Segment Start: INPUT MATERIAL

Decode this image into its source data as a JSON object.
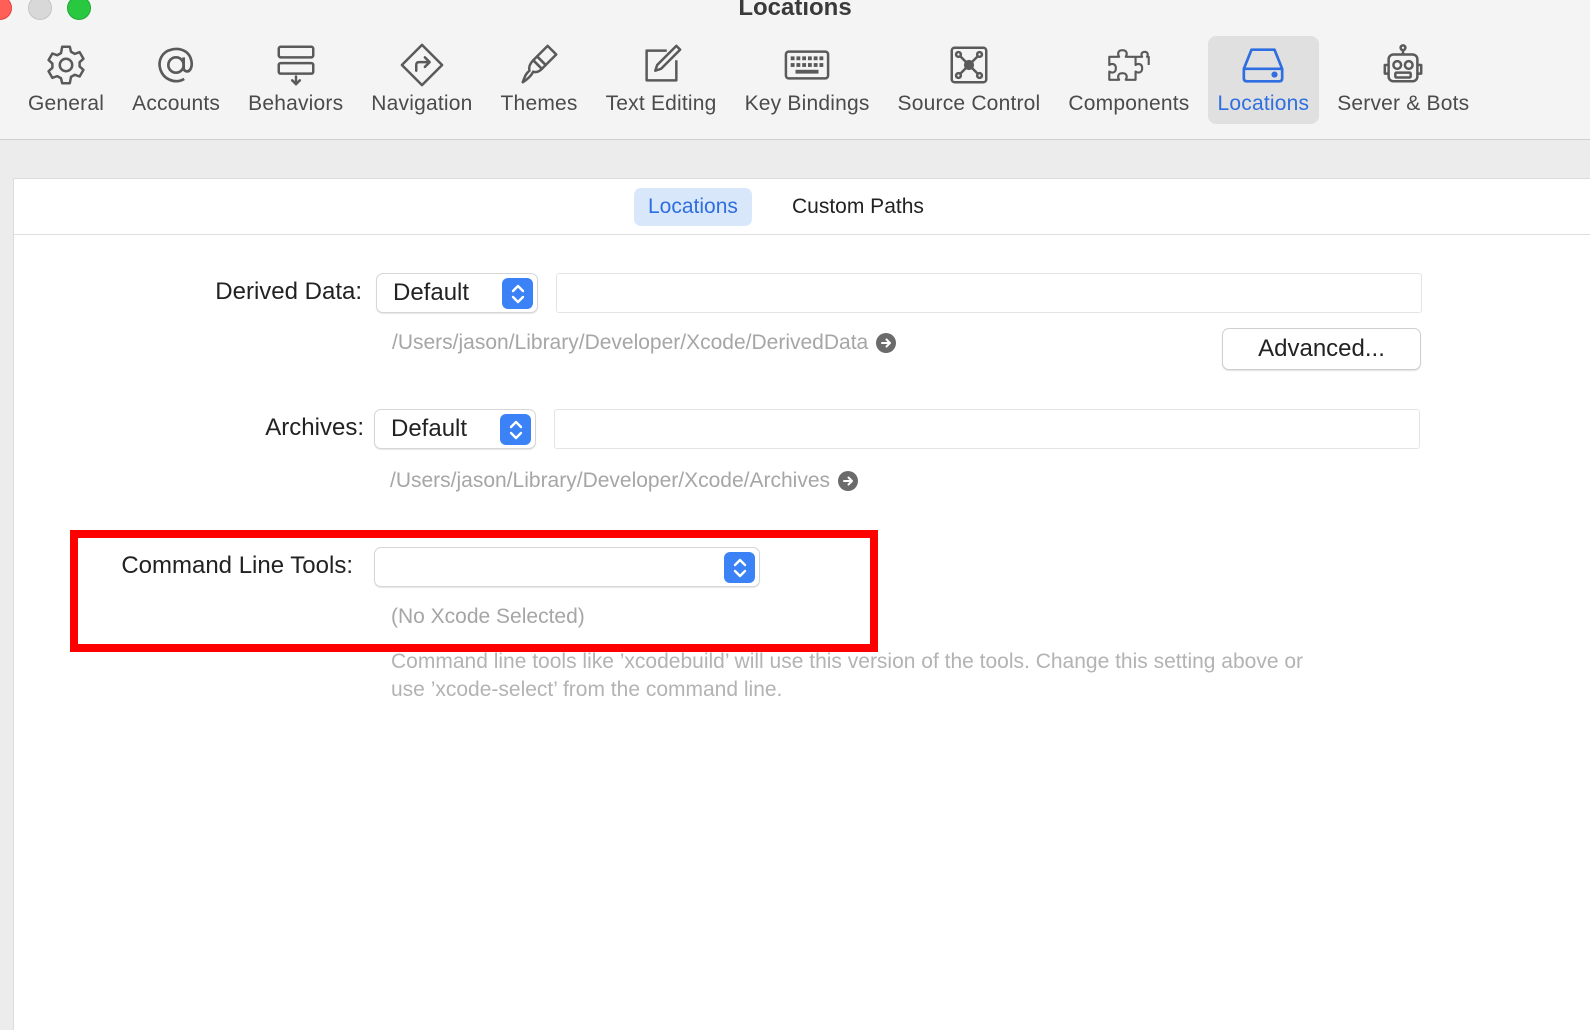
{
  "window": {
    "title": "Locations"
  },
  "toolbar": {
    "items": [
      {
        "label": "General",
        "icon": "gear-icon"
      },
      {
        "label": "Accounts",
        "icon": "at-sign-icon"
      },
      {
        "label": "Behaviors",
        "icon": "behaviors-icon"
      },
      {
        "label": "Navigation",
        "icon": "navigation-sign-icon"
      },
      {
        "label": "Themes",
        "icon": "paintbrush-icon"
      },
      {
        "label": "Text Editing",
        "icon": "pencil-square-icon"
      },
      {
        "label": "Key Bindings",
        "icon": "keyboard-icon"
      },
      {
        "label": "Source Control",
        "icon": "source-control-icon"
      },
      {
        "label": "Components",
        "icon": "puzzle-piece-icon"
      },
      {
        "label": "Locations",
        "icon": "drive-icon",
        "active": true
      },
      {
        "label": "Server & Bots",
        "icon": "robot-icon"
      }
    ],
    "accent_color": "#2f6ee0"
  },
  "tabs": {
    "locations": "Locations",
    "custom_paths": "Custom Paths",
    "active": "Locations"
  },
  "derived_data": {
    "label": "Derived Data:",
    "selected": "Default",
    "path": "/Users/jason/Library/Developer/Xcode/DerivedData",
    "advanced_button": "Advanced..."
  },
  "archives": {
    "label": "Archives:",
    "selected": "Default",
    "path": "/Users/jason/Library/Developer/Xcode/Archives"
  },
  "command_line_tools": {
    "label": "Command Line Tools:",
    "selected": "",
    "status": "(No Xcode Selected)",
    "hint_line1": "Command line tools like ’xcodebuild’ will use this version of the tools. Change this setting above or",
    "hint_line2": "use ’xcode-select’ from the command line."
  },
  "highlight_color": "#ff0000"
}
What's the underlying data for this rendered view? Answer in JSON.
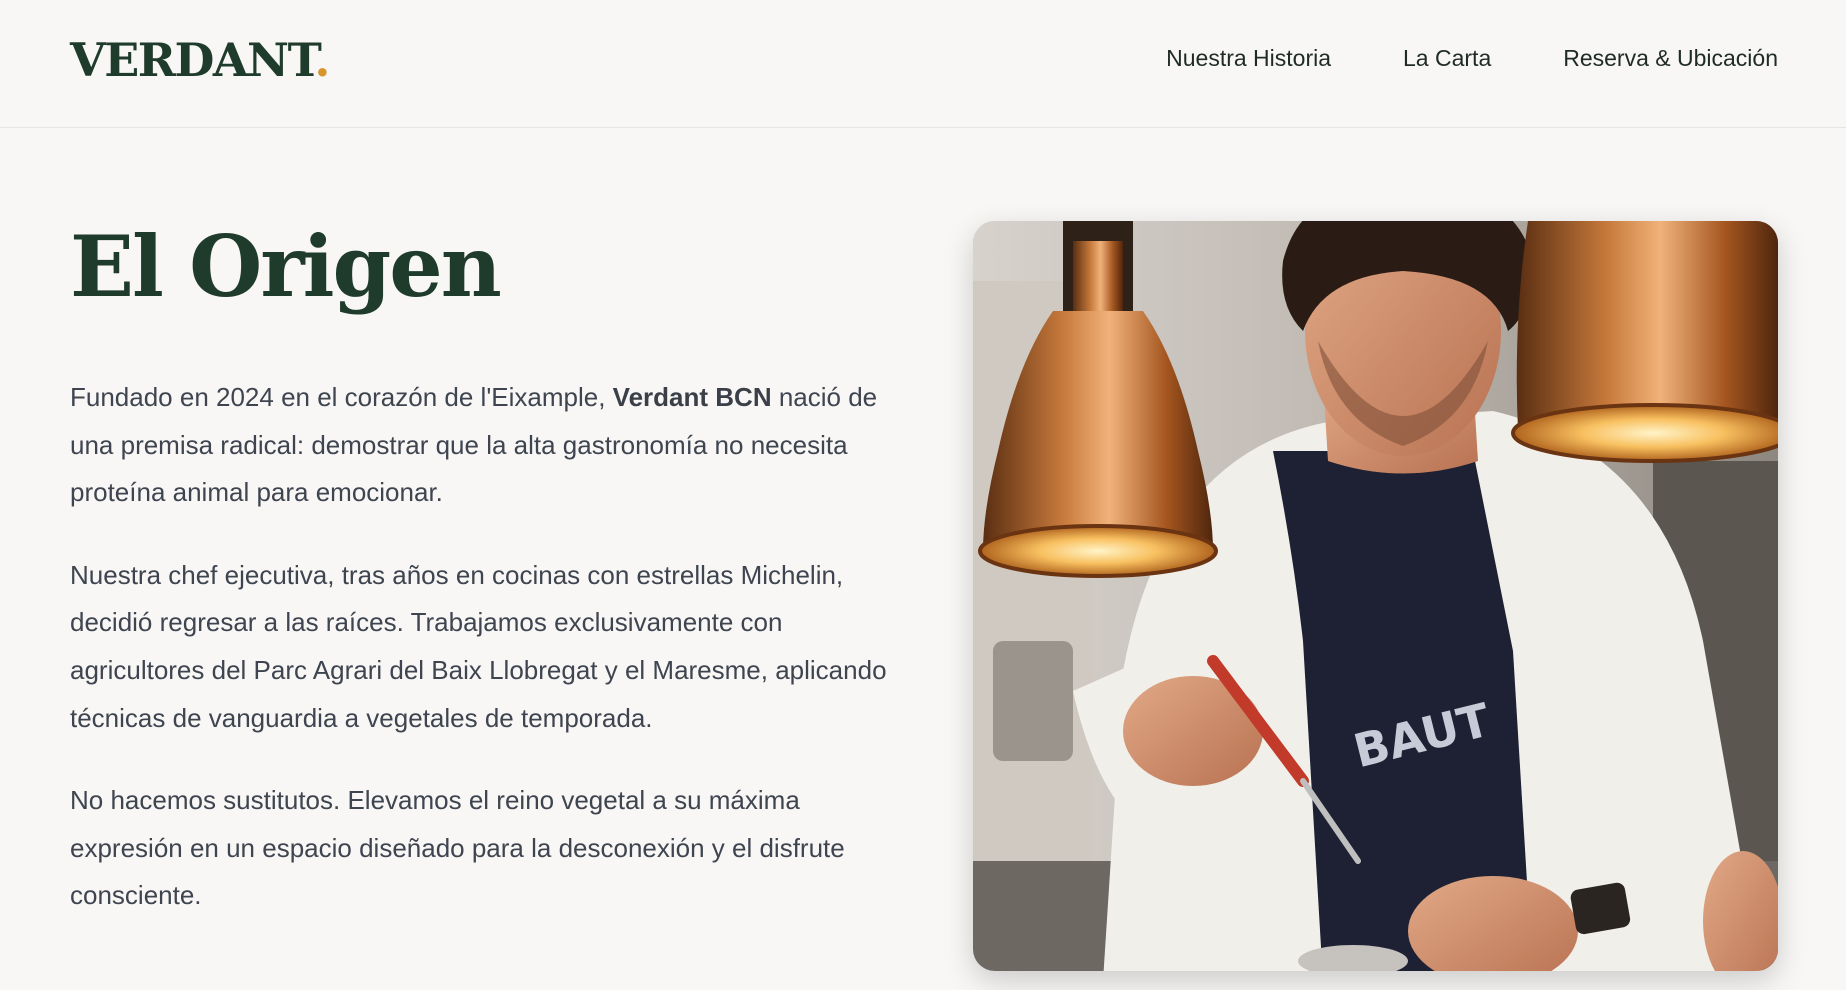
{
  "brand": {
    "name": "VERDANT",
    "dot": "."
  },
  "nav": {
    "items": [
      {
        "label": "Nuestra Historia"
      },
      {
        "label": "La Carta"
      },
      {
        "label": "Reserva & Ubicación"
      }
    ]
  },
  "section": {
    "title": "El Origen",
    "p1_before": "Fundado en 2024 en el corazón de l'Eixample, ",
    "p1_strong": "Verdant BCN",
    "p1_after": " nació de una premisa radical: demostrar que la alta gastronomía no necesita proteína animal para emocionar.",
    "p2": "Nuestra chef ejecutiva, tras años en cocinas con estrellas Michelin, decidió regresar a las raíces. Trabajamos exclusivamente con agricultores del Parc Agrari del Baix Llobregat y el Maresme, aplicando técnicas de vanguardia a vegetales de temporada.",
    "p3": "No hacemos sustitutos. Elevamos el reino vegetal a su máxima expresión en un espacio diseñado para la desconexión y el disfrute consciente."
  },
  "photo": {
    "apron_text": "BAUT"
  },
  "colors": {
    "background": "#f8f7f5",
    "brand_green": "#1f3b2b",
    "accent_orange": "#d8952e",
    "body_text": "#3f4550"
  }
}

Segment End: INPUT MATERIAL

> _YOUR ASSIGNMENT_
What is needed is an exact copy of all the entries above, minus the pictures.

> _PROBLEM SOLUTION_
Decode this image into its source data as a JSON object.
{
  "window": {
    "title": "Locations"
  },
  "toolbar": {
    "items": [
      {
        "label": "General",
        "icon": "gear-icon"
      },
      {
        "label": "Accounts",
        "icon": "at-sign-icon"
      },
      {
        "label": "Behaviors",
        "icon": "behaviors-icon"
      },
      {
        "label": "Navigation",
        "icon": "navigation-sign-icon"
      },
      {
        "label": "Themes",
        "icon": "paintbrush-icon"
      },
      {
        "label": "Text Editing",
        "icon": "pencil-square-icon"
      },
      {
        "label": "Key Bindings",
        "icon": "keyboard-icon"
      },
      {
        "label": "Source Control",
        "icon": "source-control-icon"
      },
      {
        "label": "Components",
        "icon": "puzzle-piece-icon"
      },
      {
        "label": "Locations",
        "icon": "drive-icon",
        "active": true
      },
      {
        "label": "Server & Bots",
        "icon": "robot-icon"
      }
    ],
    "accent_color": "#2f6ee0"
  },
  "tabs": {
    "locations": "Locations",
    "custom_paths": "Custom Paths",
    "active": "Locations"
  },
  "derived_data": {
    "label": "Derived Data:",
    "selected": "Default",
    "path": "/Users/jason/Library/Developer/Xcode/DerivedData",
    "advanced_button": "Advanced..."
  },
  "archives": {
    "label": "Archives:",
    "selected": "Default",
    "path": "/Users/jason/Library/Developer/Xcode/Archives"
  },
  "command_line_tools": {
    "label": "Command Line Tools:",
    "selected": "",
    "status": "(No Xcode Selected)",
    "hint_line1": "Command line tools like ’xcodebuild’ will use this version of the tools. Change this setting above or",
    "hint_line2": "use ’xcode-select’ from the command line."
  },
  "highlight_color": "#ff0000"
}
What's the underlying data for this rendered view? Answer in JSON.
{
  "brand": {
    "name": "VERDANT",
    "dot": "."
  },
  "nav": {
    "items": [
      {
        "label": "Nuestra Historia"
      },
      {
        "label": "La Carta"
      },
      {
        "label": "Reserva & Ubicación"
      }
    ]
  },
  "section": {
    "title": "El Origen",
    "p1_before": "Fundado en 2024 en el corazón de l'Eixample, ",
    "p1_strong": "Verdant BCN",
    "p1_after": " nació de una premisa radical: demostrar que la alta gastronomía no necesita proteína animal para emocionar.",
    "p2": "Nuestra chef ejecutiva, tras años en cocinas con estrellas Michelin, decidió regresar a las raíces. Trabajamos exclusivamente con agricultores del Parc Agrari del Baix Llobregat y el Maresme, aplicando técnicas de vanguardia a vegetales de temporada.",
    "p3": "No hacemos sustitutos. Elevamos el reino vegetal a su máxima expresión en un espacio diseñado para la desconexión y el disfrute consciente."
  },
  "photo": {
    "apron_text": "BAUT"
  },
  "colors": {
    "background": "#f8f7f5",
    "brand_green": "#1f3b2b",
    "accent_orange": "#d8952e",
    "body_text": "#3f4550"
  }
}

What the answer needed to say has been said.